During Kenya’s National Election held on August 8, 2017, about 15 million Kenyans turned out to vote their favourite candidates at the local and national levels.
However, as soon as the results were tallied and presidential aspirant Uhuru Kenyatta declared the winner with 54.3 per cent of the vote against his rival former Prime Minister Raila Odinga, who garnered 44.7 per cent, the Opposition refused to accept the results and said their was mass rigging and took their complaint before the Supreme Court.
After various lawyers’ arguments before the seven-member Supreme Court, Uhuru’s victory was nullified and a fresh election ordered within 60 days.
The decision elicited praise by Mr Odinga while Kenyatta heavily criticised the Supreme Court.
The effect of the judges’ announcement had immediate effect that touched on the lives of Kenyans.
For example, within minutes of the announcement the stock market crashed.
The Kenyan shilling also weakened.
With an unstable country at the moment, very few investors would want to invest in the Kenya.
Many Kenyan businesses have been affected since the start of the campaigns. Some shops are yet to be reopened due to insecurity fears.
Farming is also feeling the drought of politics.
Some farm workers took leave to go to their rural areas to vote but are yet to return.
With a fresh election looming they are likely to stay in their homes and wait for the new election results to be announced before they decide their next move.

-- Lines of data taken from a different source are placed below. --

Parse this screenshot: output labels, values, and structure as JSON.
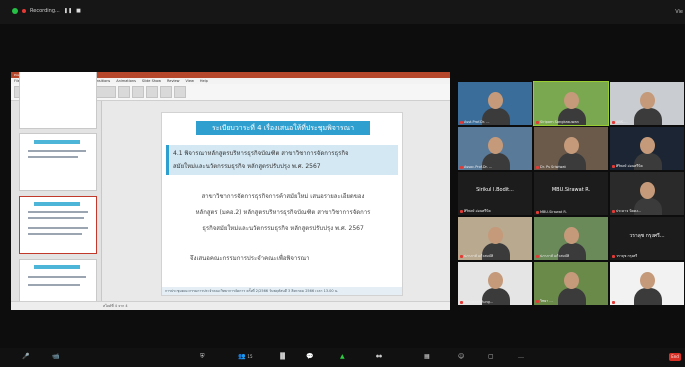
{
  "meeting": {
    "recording_label": "Recording...",
    "pause_glyph": "❚❚",
    "stop_glyph": "■",
    "view_label": "Vie"
  },
  "presentation": {
    "app_title": "PowerPoint",
    "tabs": [
      "File",
      "Home",
      "Insert",
      "Draw",
      "Design",
      "Transitions",
      "Animations",
      "Slide Show",
      "Review",
      "View",
      "Help"
    ],
    "slide": {
      "title": "ระเบียบวาระที่ 4 เรื่องเสนอให้ที่ประชุมพิจารณา",
      "subtitle_line1": "4.1 พิจารณาหลักสูตรบริหารธุรกิจบัณฑิต สาขาวิชาการจัดการธุรกิจ",
      "subtitle_line2": "สมัยใหม่และนวัตกรรมธุรกิจ หลักสูตรปรับปรุง พ.ศ. 2567",
      "body_line1": "สาขาวิชาการจัดการธุรกิจการค้าสมัยใหม่ เสนอรายละเอียดของ",
      "body_line2": "หลักสูตร (มคอ.2) หลักสูตรบริหารธุรกิจบัณฑิต สาขาวิชาการจัดการ",
      "body_line3": "ธุรกิจสมัยใหม่และนวัตกรรมธุรกิจ หลักสูตรปรับปรุง พ.ศ. 2567",
      "closing": "จึงเสนอคณะกรรมการประจำคณะเพื่อพิจารณา",
      "footer": "การประชุมคณะกรรมการประจำคณะวิทยาการจัดการ ครั้งที่ 2/2566 วันพฤหัสบดี 3 สิงหาคม 2566 เวลา 13.00 น."
    },
    "status_text": "สไลด์ที่ 4 จาก 4"
  },
  "participants": [
    {
      "name": "Asst.Prof.Dr. ...",
      "color": "#3a6d9a"
    },
    {
      "name": "Siriporn Sangkasuwan",
      "color": "#7aa850"
    },
    {
      "name": "ABS-...",
      "color": "#c9ccd1"
    },
    {
      "name": "Assoc.Prof.Dr. ...",
      "color": "#5a7a9a"
    },
    {
      "name": "Dr. Ps Sriwiwat",
      "color": "#6b5a4a"
    },
    {
      "name": "ศิริพงษ์ อ่อนศรีนิล",
      "color": "#1b2533"
    },
    {
      "name": "ศิริพงษ์ อ่อนศรีนิล",
      "big": "Sirikul I.Bodit...",
      "color": "#1c1c1c"
    },
    {
      "name": "MBU.Sirawat R.",
      "big": "MBU.Sirawat R.",
      "color": "#1c1c1c"
    },
    {
      "name": "ประดาจ นิลคง...",
      "color": "#2a2a2a"
    },
    {
      "name": "ปภาภาส์ แก้วสมบัติ",
      "color": "#b9a98e"
    },
    {
      "name": "ปภาภาส์ แก้วสมบัติ",
      "color": "#6a8a5a"
    },
    {
      "name": "วราลุช กรุงศรี",
      "big": "วราลุช กรุงศรี...",
      "color": "#1c1c1c"
    },
    {
      "name": "Kamolrat Rung...",
      "color": "#e5e5e5"
    },
    {
      "name": "วิทยา ...",
      "color": "#6a8a4a"
    },
    {
      "name": "MNB ...",
      "color": "#f2f2f2"
    }
  ],
  "toolbar": {
    "mute": "🎤",
    "video": "📹",
    "security": "⛨",
    "participants": "👥",
    "participants_count": "15",
    "polls": "▐▌",
    "chat": "💬",
    "share": "▲",
    "record": "⏺⏺",
    "apps": "▦",
    "reactions": "☺",
    "whiteboard": "▢",
    "more": "…",
    "end_label": "End"
  }
}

They are likely to go to work when all normalcy has returned. It may take a few months for the Kenyan economy to bounce back on track.
While this spells doom for many people who will wait longer to have normalcy, the politicians don’t seem to care.

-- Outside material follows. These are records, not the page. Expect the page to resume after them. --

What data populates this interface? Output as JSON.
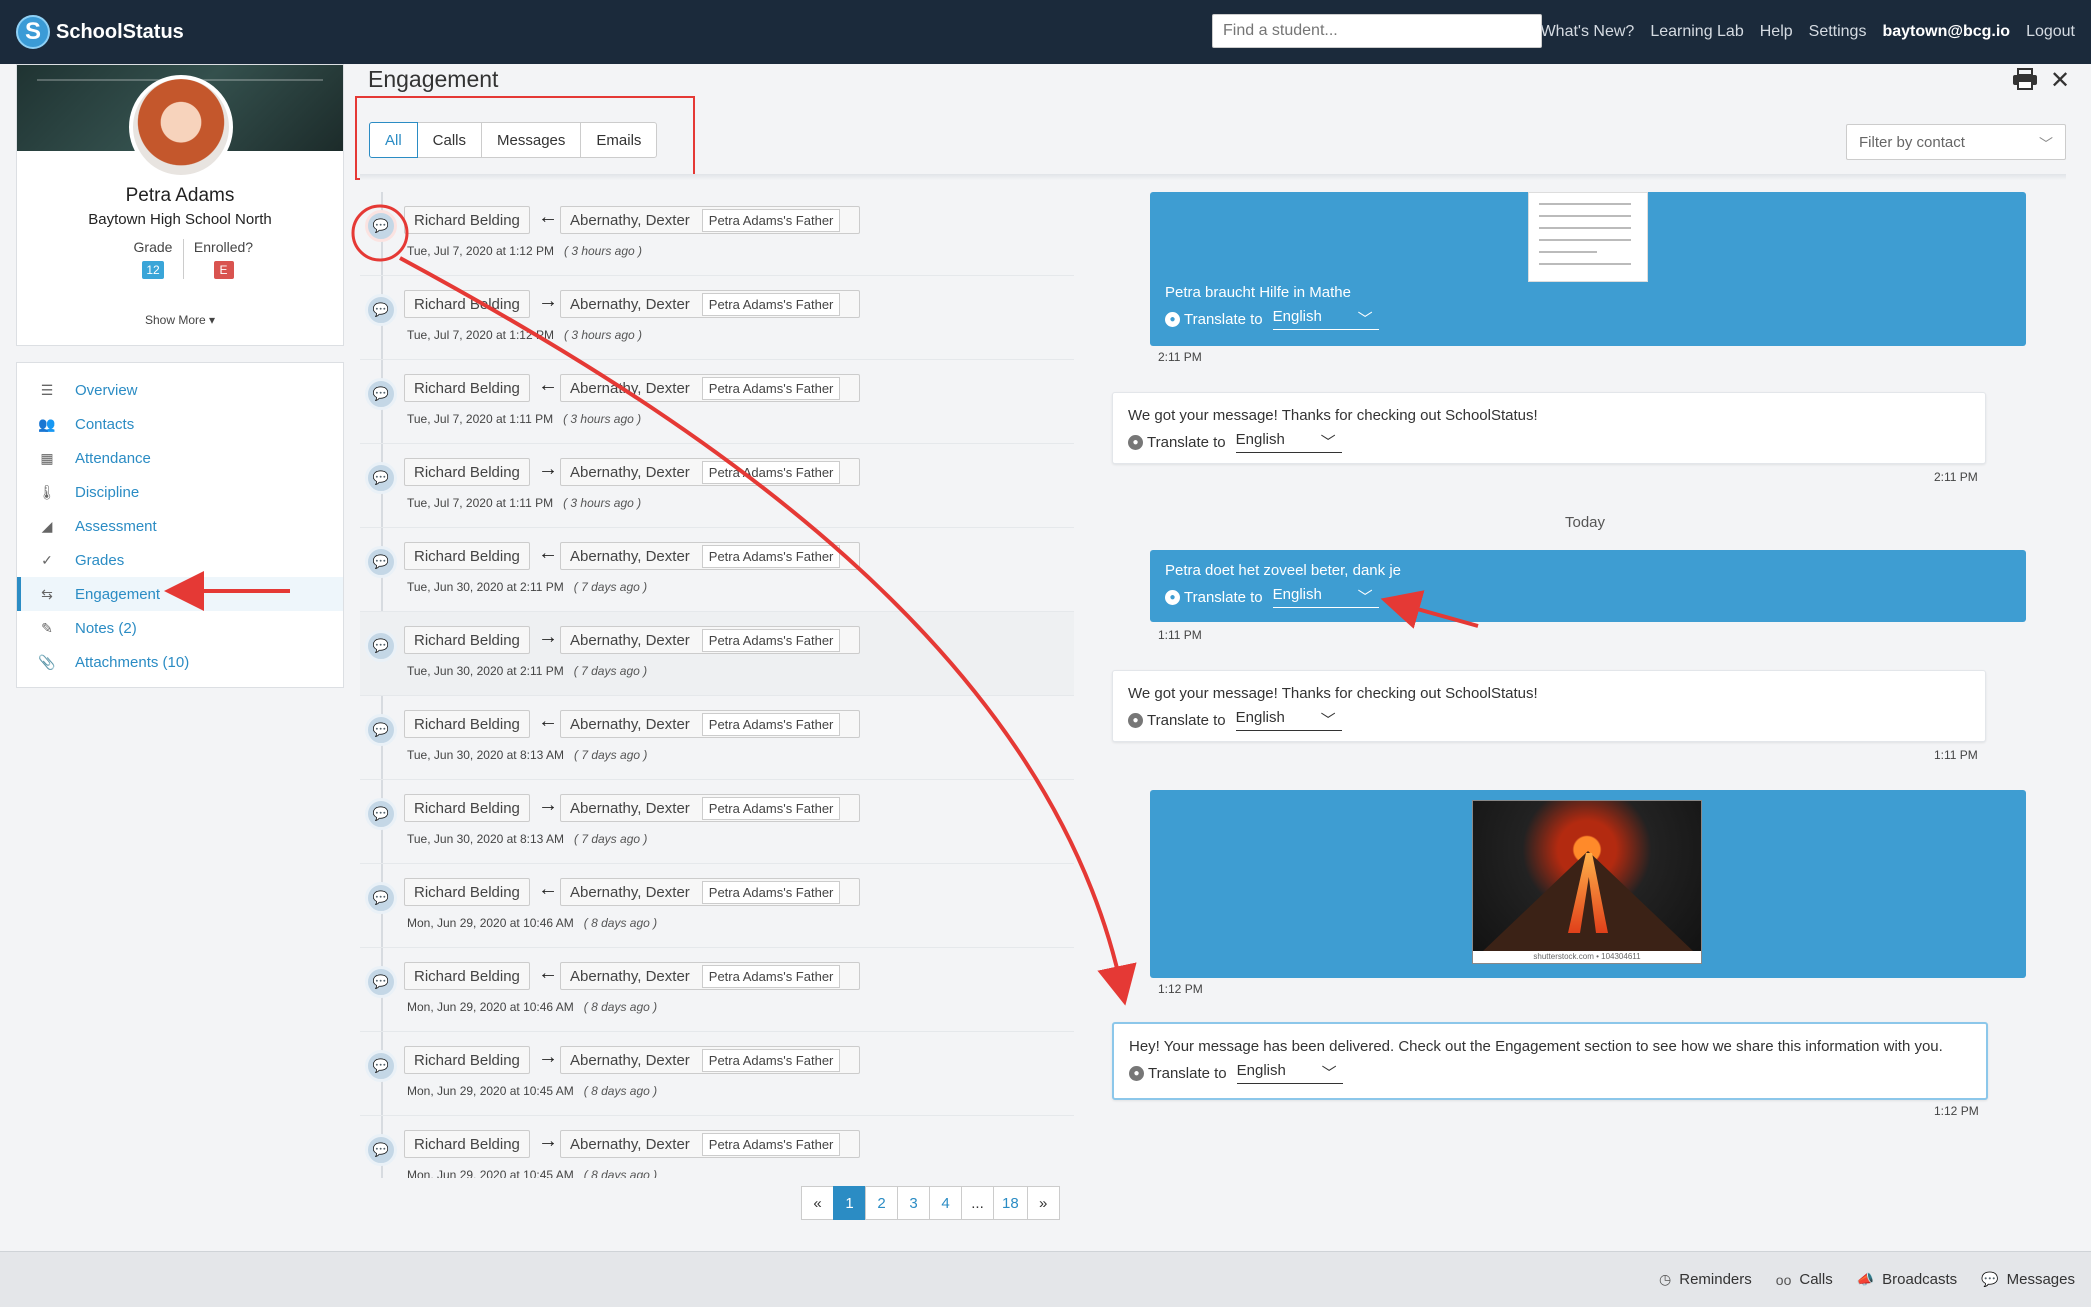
{
  "app": {
    "name": "SchoolStatus",
    "logo_letter": "S"
  },
  "search": {
    "placeholder": "Find a student..."
  },
  "nav": {
    "whats_new": "What's New?",
    "learning_lab": "Learning Lab",
    "help": "Help",
    "settings": "Settings",
    "user": "baytown@bcg.io",
    "logout": "Logout"
  },
  "student": {
    "name": "Petra Adams",
    "school": "Baytown High School North",
    "grade_label": "Grade",
    "grade": "12",
    "enrolled_label": "Enrolled?",
    "enrolled": "E",
    "show_more": "Show More ▾"
  },
  "menu": {
    "items": [
      {
        "label": "Overview",
        "icon": "list-icon"
      },
      {
        "label": "Contacts",
        "icon": "users-icon"
      },
      {
        "label": "Attendance",
        "icon": "calendar-icon"
      },
      {
        "label": "Discipline",
        "icon": "thermometer-icon"
      },
      {
        "label": "Assessment",
        "icon": "chart-icon"
      },
      {
        "label": "Grades",
        "icon": "check-icon"
      },
      {
        "label": "Engagement",
        "icon": "exchange-icon",
        "active": true
      },
      {
        "label": "Notes (2)",
        "icon": "pencil-icon"
      },
      {
        "label": "Attachments (10)",
        "icon": "paperclip-icon"
      }
    ]
  },
  "main": {
    "title": "Engagement",
    "tabs": [
      "All",
      "Calls",
      "Messages",
      "Emails"
    ],
    "active_tab": "All",
    "filter_placeholder": "Filter by contact"
  },
  "engagements": [
    {
      "from": "Richard Belding",
      "direction": "←",
      "contact": "Abernathy, Dexter",
      "role": "Petra Adams's Father",
      "time": "Tue, Jul 7, 2020 at 1:12 PM",
      "ago": "( 3 hours ago )"
    },
    {
      "from": "Richard Belding",
      "direction": "→",
      "contact": "Abernathy, Dexter",
      "role": "Petra Adams's Father",
      "time": "Tue, Jul 7, 2020 at 1:12 PM",
      "ago": "( 3 hours ago )"
    },
    {
      "from": "Richard Belding",
      "direction": "←",
      "contact": "Abernathy, Dexter",
      "role": "Petra Adams's Father",
      "time": "Tue, Jul 7, 2020 at 1:11 PM",
      "ago": "( 3 hours ago )"
    },
    {
      "from": "Richard Belding",
      "direction": "→",
      "contact": "Abernathy, Dexter",
      "role": "Petra Adams's Father",
      "time": "Tue, Jul 7, 2020 at 1:11 PM",
      "ago": "( 3 hours ago )"
    },
    {
      "from": "Richard Belding",
      "direction": "←",
      "contact": "Abernathy, Dexter",
      "role": "Petra Adams's Father",
      "time": "Tue, Jun 30, 2020 at 2:11 PM",
      "ago": "( 7 days ago )"
    },
    {
      "from": "Richard Belding",
      "direction": "→",
      "contact": "Abernathy, Dexter",
      "role": "Petra Adams's Father",
      "time": "Tue, Jun 30, 2020 at 2:11 PM",
      "ago": "( 7 days ago )"
    },
    {
      "from": "Richard Belding",
      "direction": "←",
      "contact": "Abernathy, Dexter",
      "role": "Petra Adams's Father",
      "time": "Tue, Jun 30, 2020 at 8:13 AM",
      "ago": "( 7 days ago )"
    },
    {
      "from": "Richard Belding",
      "direction": "→",
      "contact": "Abernathy, Dexter",
      "role": "Petra Adams's Father",
      "time": "Tue, Jun 30, 2020 at 8:13 AM",
      "ago": "( 7 days ago )"
    },
    {
      "from": "Richard Belding",
      "direction": "←",
      "contact": "Abernathy, Dexter",
      "role": "Petra Adams's Father",
      "time": "Mon, Jun 29, 2020 at 10:46 AM",
      "ago": "( 8 days ago )"
    },
    {
      "from": "Richard Belding",
      "direction": "←",
      "contact": "Abernathy, Dexter",
      "role": "Petra Adams's Father",
      "time": "Mon, Jun 29, 2020 at 10:46 AM",
      "ago": "( 8 days ago )"
    },
    {
      "from": "Richard Belding",
      "direction": "→",
      "contact": "Abernathy, Dexter",
      "role": "Petra Adams's Father",
      "time": "Mon, Jun 29, 2020 at 10:45 AM",
      "ago": "( 8 days ago )"
    },
    {
      "from": "Richard Belding",
      "direction": "→",
      "contact": "Abernathy, Dexter",
      "role": "Petra Adams's Father",
      "time": "Mon, Jun 29, 2020 at 10:45 AM",
      "ago": "( 8 days ago )"
    }
  ],
  "conversation": {
    "translate_label": "Translate to",
    "language": "English",
    "day_separator": "Today",
    "messages": [
      {
        "text": "Petra braucht Hilfe in Mathe",
        "time": "2:11 PM"
      },
      {
        "text": "We got your message! Thanks for checking out SchoolStatus!",
        "time": "2:11 PM"
      },
      {
        "text": "Petra doet het zoveel beter, dank je",
        "time": "1:11 PM"
      },
      {
        "text": "We got your message! Thanks for checking out SchoolStatus!",
        "time": "1:11 PM"
      },
      {
        "text": "",
        "time": "1:12 PM",
        "image_caption": "shutterstock.com • 104304611"
      },
      {
        "text": "Hey! Your message has been delivered. Check out the Engagement section to see how we share this information with you.",
        "time": "1:12 PM"
      }
    ]
  },
  "pagination": {
    "prev": "«",
    "pages": [
      "1",
      "2",
      "3",
      "4",
      "...",
      "18"
    ],
    "current": "1",
    "next": "»"
  },
  "bottombar": {
    "reminders": "Reminders",
    "calls": "Calls",
    "broadcasts": "Broadcasts",
    "messages": "Messages"
  },
  "colors": {
    "nav_bg": "#1b2a3b",
    "accent": "#2b8cc4",
    "outgoing_bubble": "#3e9dd2",
    "annotation": "#e53935"
  }
}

Some leaders such as Moses Kuria have been quoted in the media spewing hatred against fellow Kenyans.
Unless Kenyatta and Odinga encourage their supporters to be orderly and peaceful as they go to vote again on the new date of October 17, things do not look so bright for Mwananchi as anxiety looms in the country.

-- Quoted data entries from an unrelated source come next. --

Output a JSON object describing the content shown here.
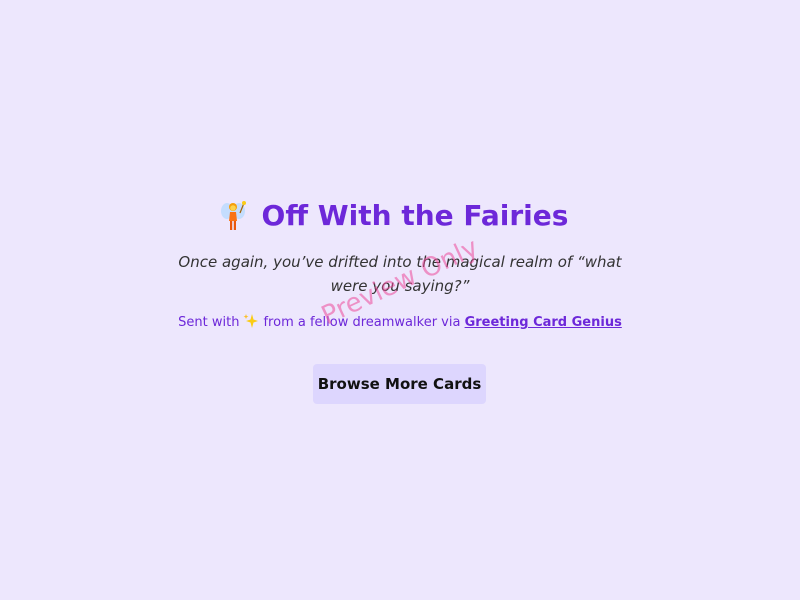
{
  "card": {
    "title": "Off With the Fairies",
    "message": "Once again, you’ve drifted into the magical realm of “what were you saying?”",
    "sent_prefix": "Sent with",
    "sent_middle": "from a fellow dreamwalker via",
    "sent_link": "Greeting Card Genius",
    "button_label": "Browse More Cards",
    "icons": [
      "fairy-icon",
      "sparkle-icon"
    ]
  },
  "watermark": "Preview Only",
  "colors": {
    "background": "#ede7fd",
    "accent": "#6d28d9",
    "button_bg": "#ddd6fe",
    "watermark": "#ec4899"
  }
}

With the 2007/2008 Post election violence still fresh, Kenyans fear a repeat of the same ugly mayhem recurring.
Elections in Kenya are held every five years and they are an integral part of Kenya’s democracy, which has grown over the years.
The latest Supreme Court ruling has only happened to one African democracy and three countries in the world and is therefore unique and should be applauded.